*** Opening Given records ***

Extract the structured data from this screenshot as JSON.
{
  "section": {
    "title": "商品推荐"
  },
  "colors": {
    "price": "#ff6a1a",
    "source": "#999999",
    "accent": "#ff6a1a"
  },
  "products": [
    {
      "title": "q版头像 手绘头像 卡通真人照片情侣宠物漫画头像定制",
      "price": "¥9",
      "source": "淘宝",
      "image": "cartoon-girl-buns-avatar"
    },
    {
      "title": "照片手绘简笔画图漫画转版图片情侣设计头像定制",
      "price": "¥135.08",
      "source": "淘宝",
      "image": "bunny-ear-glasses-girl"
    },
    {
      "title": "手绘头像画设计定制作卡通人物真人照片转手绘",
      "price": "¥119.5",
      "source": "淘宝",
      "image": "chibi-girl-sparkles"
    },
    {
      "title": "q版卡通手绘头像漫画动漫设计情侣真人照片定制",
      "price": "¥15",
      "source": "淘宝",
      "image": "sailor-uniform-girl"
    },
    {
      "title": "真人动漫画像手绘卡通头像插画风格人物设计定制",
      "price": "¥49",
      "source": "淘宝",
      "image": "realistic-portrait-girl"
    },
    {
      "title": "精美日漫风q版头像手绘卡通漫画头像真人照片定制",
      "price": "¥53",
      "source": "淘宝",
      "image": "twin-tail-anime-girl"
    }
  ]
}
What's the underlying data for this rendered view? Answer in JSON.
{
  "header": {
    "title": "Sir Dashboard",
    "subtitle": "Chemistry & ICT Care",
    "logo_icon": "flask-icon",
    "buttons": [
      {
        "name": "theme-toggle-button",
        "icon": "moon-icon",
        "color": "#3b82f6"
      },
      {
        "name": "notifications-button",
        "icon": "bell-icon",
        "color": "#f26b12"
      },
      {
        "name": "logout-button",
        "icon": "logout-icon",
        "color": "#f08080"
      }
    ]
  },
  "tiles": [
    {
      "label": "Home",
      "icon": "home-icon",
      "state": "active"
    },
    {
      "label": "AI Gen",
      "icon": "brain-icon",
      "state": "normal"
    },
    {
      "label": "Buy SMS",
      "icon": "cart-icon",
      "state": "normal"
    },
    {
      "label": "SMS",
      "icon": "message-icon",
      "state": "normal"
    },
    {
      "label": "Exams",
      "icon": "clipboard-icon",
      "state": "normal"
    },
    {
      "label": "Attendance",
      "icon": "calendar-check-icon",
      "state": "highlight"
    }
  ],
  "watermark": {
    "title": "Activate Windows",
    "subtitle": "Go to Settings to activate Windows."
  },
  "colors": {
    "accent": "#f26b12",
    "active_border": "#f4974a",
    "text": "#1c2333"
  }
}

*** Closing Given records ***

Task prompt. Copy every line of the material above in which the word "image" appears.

Result of the task.
      "image": "cartoon-girl-buns-avatar"
      "image": "bunny-ear-glasses-girl"
      "image": "chibi-girl-sparkles"
      "image": "sailor-uniform-girl"
      "image": "realistic-portrait-girl"
      "image": "twin-tail-anime-girl"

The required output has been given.